Their most distinctive characteristic, however, are dark, vertical stripes covering the sides of their bodies. These stripes are most noticeable in juveniles and tend to fade or disappear as the shark matures.
Tiger sharks have a worldwide distribution, and though they tend to live in shallow, coastal waters, they are also known to venture into tropical and temperate waters.
In fact, Tiger sharks have been seen at depths of 1,150 feet (350 m).
In Australia, Tiger sharks can be encountered from Windy Harbour in south-western Western Australia and across the tropical north and south all the way to the southern coast of New South Wales.
Despite their exceptional senses of sight and smell, Tiger sharks are widely renowned for having what National Geographic describes as ‘a near completely undiscerning palate’.
These sharks are scavengers that have been known to feed on a wide array of both digestible and indigestible items, including fishes, small sharks, turtles, sea snakes, crustaceans, seabirds, marine iguanas, and assorted pieces of rubbish like license plates, car tyres, and fishing gear.
Because of their diverse appetite, Tiger sharks are also known to bite people to discern if they are a viable food source.

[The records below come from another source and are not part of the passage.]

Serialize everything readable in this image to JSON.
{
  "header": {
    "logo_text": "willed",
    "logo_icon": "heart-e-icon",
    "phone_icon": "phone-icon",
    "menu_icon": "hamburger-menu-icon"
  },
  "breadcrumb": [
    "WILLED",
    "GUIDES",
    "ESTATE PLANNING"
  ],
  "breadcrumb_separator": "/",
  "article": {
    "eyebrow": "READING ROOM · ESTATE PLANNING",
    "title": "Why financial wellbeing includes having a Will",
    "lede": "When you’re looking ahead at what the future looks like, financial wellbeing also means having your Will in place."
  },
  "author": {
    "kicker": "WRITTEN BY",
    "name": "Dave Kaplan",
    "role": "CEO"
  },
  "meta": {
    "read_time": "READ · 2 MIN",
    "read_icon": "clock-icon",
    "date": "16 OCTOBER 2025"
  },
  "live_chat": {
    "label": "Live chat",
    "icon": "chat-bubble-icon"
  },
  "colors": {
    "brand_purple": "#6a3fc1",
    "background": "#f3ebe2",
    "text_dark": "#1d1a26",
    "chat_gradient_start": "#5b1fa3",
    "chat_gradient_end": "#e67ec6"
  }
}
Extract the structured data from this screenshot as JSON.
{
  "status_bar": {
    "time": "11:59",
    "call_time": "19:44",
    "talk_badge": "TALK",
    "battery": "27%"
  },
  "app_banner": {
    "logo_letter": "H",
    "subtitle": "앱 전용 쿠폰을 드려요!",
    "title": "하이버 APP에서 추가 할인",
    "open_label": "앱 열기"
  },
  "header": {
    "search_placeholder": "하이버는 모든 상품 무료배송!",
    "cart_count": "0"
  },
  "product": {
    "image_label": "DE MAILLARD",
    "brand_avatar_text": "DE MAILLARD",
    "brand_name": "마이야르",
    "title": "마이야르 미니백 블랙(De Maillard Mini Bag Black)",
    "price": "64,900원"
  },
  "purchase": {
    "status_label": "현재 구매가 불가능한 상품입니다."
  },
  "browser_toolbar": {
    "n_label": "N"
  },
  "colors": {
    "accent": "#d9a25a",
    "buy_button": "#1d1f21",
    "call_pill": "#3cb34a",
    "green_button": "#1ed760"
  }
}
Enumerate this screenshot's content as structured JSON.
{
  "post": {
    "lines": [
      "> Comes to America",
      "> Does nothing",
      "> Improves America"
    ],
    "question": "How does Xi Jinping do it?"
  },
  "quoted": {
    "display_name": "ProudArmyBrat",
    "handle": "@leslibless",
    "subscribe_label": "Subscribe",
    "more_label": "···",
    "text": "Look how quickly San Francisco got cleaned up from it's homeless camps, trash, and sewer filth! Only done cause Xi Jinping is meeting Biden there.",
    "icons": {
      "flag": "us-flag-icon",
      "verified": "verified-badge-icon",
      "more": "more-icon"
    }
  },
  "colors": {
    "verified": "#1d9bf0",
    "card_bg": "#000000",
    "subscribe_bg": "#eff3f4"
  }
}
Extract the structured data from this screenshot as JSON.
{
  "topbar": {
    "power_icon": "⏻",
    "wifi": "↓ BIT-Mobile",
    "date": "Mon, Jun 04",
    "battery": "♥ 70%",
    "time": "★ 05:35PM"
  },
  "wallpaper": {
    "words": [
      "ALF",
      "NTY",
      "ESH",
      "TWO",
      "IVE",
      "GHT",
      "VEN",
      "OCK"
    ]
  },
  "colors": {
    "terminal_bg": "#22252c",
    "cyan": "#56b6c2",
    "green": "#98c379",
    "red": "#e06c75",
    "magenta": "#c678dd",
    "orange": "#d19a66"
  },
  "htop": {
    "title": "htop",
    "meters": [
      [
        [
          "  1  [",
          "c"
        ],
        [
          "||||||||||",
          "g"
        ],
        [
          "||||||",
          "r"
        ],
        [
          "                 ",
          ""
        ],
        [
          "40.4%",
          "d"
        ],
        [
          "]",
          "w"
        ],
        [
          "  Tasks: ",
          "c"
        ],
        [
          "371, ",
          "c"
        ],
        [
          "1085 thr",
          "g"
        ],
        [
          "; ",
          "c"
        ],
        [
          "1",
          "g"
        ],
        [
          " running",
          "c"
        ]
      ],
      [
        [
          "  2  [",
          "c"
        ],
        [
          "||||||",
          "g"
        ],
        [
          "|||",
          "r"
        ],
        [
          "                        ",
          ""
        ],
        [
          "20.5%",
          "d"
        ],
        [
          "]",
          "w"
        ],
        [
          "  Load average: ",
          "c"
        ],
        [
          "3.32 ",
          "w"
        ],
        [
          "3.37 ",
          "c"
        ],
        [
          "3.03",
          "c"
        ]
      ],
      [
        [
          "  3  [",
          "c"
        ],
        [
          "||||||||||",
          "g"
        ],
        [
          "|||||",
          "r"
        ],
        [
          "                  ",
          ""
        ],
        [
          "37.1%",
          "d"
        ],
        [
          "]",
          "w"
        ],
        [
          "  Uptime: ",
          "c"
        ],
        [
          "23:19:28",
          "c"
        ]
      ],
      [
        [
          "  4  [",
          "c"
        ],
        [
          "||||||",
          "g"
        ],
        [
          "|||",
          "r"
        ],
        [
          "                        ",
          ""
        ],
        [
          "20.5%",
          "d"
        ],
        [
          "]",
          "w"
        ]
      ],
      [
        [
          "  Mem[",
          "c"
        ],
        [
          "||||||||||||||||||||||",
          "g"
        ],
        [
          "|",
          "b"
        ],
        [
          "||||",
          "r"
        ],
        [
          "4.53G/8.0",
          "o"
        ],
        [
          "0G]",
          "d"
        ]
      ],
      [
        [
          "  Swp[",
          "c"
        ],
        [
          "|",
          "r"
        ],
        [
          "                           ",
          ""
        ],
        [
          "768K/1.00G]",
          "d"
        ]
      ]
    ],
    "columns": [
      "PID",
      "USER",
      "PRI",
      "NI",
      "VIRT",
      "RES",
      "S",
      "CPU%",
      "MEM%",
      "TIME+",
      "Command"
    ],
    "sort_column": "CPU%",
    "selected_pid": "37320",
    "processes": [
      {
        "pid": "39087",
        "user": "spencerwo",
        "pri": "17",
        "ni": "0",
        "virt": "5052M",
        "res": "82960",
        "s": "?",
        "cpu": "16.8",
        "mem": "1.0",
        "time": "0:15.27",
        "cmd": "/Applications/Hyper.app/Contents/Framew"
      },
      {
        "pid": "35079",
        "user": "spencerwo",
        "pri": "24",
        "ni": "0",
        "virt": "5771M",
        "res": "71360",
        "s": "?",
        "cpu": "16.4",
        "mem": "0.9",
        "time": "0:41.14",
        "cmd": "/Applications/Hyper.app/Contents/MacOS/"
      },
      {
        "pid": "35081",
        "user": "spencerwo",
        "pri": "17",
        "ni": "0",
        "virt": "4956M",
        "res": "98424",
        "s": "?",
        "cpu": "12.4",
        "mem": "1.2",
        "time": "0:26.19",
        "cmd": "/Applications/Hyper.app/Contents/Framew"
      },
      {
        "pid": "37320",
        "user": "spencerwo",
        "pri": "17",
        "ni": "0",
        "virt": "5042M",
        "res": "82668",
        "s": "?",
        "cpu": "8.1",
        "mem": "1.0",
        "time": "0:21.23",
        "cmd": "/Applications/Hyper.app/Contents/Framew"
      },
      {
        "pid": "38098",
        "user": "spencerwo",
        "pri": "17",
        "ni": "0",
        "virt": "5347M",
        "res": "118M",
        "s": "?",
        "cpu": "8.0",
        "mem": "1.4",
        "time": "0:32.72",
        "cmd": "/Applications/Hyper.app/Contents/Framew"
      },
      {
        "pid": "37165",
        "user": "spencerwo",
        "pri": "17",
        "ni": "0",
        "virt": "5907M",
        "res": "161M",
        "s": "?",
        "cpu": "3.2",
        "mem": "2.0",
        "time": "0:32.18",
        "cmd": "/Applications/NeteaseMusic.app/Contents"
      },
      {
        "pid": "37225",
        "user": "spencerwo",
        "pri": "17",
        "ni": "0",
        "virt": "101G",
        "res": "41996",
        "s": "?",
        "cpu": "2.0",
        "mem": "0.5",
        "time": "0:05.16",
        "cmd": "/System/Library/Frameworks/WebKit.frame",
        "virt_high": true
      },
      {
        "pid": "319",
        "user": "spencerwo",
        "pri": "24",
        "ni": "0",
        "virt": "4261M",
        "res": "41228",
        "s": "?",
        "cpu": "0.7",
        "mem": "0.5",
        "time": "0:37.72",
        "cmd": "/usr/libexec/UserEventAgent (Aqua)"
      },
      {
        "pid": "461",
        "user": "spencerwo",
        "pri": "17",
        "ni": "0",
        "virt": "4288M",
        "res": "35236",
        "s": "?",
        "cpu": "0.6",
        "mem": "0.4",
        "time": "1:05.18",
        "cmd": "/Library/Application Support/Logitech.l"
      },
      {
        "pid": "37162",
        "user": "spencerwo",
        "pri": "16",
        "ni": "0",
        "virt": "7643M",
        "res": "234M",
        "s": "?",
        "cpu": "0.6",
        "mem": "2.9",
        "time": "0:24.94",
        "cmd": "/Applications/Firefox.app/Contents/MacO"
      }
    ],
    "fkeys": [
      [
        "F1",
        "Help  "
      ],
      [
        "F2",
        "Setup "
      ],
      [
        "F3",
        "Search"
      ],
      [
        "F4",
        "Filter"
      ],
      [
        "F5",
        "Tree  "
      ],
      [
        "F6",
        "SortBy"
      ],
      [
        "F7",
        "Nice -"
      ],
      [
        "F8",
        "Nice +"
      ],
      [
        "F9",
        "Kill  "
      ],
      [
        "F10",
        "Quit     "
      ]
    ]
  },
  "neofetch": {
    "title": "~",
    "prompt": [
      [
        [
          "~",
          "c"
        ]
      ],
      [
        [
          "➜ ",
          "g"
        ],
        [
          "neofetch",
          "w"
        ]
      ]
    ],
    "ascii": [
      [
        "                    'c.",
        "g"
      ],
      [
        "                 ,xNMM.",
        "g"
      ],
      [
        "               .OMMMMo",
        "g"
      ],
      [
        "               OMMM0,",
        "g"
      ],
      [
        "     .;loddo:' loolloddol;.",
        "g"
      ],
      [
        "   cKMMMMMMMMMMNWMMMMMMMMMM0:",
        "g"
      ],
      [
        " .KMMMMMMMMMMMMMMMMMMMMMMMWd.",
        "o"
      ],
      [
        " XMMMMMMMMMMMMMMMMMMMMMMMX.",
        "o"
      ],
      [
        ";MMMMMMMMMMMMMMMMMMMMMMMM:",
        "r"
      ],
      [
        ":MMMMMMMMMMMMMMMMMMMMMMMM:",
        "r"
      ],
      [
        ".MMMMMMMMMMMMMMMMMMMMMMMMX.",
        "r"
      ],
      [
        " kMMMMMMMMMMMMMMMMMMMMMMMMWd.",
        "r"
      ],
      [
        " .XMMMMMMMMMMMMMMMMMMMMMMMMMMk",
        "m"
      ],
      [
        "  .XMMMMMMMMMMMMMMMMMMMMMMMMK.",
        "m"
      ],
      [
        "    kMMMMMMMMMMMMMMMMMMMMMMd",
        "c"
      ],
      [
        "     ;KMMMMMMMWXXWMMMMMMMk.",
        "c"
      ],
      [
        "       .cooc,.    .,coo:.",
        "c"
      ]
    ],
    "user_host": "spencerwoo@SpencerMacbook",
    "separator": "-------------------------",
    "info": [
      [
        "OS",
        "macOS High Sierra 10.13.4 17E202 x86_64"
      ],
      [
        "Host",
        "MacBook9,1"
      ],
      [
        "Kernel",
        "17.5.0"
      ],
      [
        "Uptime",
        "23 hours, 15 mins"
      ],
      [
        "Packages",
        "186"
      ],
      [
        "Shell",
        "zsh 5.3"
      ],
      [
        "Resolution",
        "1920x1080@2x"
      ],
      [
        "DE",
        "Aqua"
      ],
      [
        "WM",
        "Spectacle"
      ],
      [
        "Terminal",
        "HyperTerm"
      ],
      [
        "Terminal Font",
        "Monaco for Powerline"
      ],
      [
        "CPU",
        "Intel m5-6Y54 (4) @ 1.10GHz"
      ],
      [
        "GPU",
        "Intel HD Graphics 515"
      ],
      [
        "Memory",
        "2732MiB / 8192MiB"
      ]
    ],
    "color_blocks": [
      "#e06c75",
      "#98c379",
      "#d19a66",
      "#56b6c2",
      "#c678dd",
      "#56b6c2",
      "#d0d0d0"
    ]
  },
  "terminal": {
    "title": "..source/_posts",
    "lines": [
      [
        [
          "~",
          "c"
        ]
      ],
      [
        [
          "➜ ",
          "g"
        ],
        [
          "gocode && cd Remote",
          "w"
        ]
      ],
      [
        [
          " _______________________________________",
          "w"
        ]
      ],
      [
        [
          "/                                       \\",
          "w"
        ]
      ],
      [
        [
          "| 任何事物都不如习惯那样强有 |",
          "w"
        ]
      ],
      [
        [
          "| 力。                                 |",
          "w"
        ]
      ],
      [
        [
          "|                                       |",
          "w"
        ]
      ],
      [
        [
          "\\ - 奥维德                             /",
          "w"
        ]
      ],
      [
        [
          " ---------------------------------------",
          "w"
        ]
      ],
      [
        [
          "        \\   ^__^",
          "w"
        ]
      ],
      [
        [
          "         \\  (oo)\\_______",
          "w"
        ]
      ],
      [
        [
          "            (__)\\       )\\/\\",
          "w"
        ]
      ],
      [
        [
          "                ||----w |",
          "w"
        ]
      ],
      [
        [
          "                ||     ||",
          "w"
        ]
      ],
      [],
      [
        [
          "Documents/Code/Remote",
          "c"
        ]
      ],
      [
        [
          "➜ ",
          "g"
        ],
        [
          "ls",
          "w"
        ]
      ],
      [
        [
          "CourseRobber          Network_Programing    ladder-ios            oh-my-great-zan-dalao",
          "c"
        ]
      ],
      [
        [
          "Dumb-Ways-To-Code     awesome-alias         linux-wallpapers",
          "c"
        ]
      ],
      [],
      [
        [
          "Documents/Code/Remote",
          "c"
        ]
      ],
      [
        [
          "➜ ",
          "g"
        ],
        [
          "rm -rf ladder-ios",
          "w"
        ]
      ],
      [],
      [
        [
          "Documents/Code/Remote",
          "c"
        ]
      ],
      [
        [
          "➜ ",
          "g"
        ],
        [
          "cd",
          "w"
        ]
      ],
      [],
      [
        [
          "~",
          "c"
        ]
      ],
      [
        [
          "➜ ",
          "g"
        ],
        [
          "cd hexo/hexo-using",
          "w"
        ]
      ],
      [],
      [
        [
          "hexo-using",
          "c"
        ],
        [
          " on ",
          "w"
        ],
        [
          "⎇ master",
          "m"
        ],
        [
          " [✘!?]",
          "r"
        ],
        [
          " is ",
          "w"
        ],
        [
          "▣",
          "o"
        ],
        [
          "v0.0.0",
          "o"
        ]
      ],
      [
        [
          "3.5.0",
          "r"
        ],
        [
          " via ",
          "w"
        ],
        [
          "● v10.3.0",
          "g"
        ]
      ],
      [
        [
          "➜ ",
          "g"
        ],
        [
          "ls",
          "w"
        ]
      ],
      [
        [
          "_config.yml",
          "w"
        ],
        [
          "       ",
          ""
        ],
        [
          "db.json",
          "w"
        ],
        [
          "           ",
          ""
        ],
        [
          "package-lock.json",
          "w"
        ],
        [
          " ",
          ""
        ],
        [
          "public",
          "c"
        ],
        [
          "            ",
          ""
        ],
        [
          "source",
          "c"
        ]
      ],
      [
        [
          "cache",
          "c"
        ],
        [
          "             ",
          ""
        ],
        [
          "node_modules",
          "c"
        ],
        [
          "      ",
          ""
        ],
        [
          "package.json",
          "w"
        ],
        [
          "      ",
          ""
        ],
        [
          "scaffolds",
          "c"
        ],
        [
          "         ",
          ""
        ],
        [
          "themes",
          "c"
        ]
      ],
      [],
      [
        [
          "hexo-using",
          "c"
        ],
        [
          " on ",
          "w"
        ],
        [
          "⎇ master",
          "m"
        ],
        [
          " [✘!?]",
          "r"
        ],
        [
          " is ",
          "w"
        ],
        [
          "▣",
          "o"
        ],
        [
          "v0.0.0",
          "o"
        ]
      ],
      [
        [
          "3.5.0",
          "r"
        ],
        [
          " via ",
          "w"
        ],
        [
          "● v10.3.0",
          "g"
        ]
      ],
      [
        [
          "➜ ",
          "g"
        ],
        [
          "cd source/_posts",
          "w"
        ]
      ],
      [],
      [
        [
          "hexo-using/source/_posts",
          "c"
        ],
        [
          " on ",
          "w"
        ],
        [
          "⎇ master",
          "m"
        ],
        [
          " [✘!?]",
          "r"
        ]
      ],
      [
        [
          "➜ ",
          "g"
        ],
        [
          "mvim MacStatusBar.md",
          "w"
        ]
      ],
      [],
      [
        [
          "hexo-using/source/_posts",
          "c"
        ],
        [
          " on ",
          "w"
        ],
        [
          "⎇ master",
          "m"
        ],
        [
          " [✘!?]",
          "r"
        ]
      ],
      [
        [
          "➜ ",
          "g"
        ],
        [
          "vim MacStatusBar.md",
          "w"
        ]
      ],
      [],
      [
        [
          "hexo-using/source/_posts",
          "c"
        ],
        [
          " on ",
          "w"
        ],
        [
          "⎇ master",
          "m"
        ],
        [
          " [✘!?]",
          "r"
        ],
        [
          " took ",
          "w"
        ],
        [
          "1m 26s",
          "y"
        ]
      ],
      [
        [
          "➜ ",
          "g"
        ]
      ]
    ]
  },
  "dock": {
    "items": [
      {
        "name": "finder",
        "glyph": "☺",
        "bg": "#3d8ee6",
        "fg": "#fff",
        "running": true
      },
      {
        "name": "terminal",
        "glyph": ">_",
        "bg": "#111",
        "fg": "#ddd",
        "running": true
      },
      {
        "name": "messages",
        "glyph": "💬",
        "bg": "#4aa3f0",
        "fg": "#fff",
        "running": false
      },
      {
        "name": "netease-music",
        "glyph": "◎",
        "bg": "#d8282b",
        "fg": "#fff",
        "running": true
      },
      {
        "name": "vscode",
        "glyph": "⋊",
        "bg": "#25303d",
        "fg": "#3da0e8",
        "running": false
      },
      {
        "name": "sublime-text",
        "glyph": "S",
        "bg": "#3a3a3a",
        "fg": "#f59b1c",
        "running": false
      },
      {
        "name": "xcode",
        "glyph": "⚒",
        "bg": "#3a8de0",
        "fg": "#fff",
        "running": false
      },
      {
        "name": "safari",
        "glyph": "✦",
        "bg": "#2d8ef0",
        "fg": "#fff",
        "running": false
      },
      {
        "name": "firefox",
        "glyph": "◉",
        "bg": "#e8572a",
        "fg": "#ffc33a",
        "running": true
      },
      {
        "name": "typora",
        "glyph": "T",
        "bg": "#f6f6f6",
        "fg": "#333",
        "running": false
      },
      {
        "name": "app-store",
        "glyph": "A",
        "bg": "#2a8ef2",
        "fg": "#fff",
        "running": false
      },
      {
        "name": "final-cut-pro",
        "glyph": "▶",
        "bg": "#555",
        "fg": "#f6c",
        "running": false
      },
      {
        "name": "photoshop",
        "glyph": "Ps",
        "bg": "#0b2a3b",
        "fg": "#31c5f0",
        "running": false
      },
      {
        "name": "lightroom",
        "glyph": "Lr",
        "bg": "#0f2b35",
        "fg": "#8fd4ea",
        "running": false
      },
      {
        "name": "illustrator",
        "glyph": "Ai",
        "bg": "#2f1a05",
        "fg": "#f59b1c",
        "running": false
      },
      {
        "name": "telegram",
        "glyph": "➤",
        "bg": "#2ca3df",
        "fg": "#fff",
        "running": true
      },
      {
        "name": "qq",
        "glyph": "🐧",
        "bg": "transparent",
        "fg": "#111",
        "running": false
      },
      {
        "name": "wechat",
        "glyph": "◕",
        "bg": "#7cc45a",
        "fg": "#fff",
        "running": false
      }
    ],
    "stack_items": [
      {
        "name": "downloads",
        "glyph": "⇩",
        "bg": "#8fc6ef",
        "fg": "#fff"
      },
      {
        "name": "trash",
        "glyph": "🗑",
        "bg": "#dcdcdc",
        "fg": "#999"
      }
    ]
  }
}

And even if they decide against continuing with an attack, their first bite can be so large as to cause fatalities.
Tiger sharks are viviparous, which means they give birth to live young after a gestation period of between 12 to 16 months. On average, females produce litters of between 30 to 35 pups, though this number can be as low as 10 and as high as 80.
Juvenile Tiger sharks can generally be found in estuaries and protected bays, where they prey on coastal fish and invertebrates and escape from the cannibalistic tendencies of adult Tiger sharks.
Tiger sharks are regularly hunted for their skin, fins, and livers, the latter of which contains high levels of vitamin A that are processed into vitamin oil. For this reason, and because of their low repopulation rates, Tiger sharks are currently considered a ‘Near threatened’ species.
Tiger sharks are considered dangerous to humans.
Not only do Tiger sharks primarily feed in shallow waters, but they are also large in size, scavengers by nature, and have a mouth full of serrated teeth.
As such, they have a higher likelihood of encountering humans compared to deep-water shark species. And their immense size and notched teeth means that even one curious bite can inflict devastating damage.
There are several ways you can reduce your risk of a shark attack:
More tips for avoiding and surviving a shark attack can be found in our article on Shark Attack First Aid.
If you witness a shark attack, alert a lifeguard, make sure others are warned, and call Triple Zero (000) for an ambulance.
If you need to rescue the person from the water, use a boat as soon as it is safe to do so. Do not put yourself at risk if no lifeguard or boat is available.
A tourniquet is a tight band that can help stop or severely reduce the flow of blood around a wound. You can improvise a tourniquet using a surfboard leg rope, a belt with a buckle, or something similar.
Make sure to wrap the tourniquet high up the limb, tightly and horizontally.
More information about providing first aid in the event of a shark attack can be found in our Resource Library.
Films like Jaws might have you believing that Great white sharks are the most fearsome creatures in the water.
In reality, Great whites form part of a trio of sharks that are almost exclusively responsible for fatal attacks on humans in the past 20 years. Another member of this trio is the Tiger shark, which has a predilection for feeding in shallow waters.
They are also one of the largest sharks in the world and have notched teeth that can shear through the thickest of hides. As such, their encounters with humans can result in significant injuries.
It is important to remember, however, that shark attacks (while terrifying) are relatively rare - in fact, you are more likely to die from a hornet, wasp, or bee sting than from a shark attack.
Luckily, there are several ways you can reduce your risk of running into a Tiger shark. There are also multiple avenues for fending off a Tiger shark and treating any injuries you may sustain during an attack.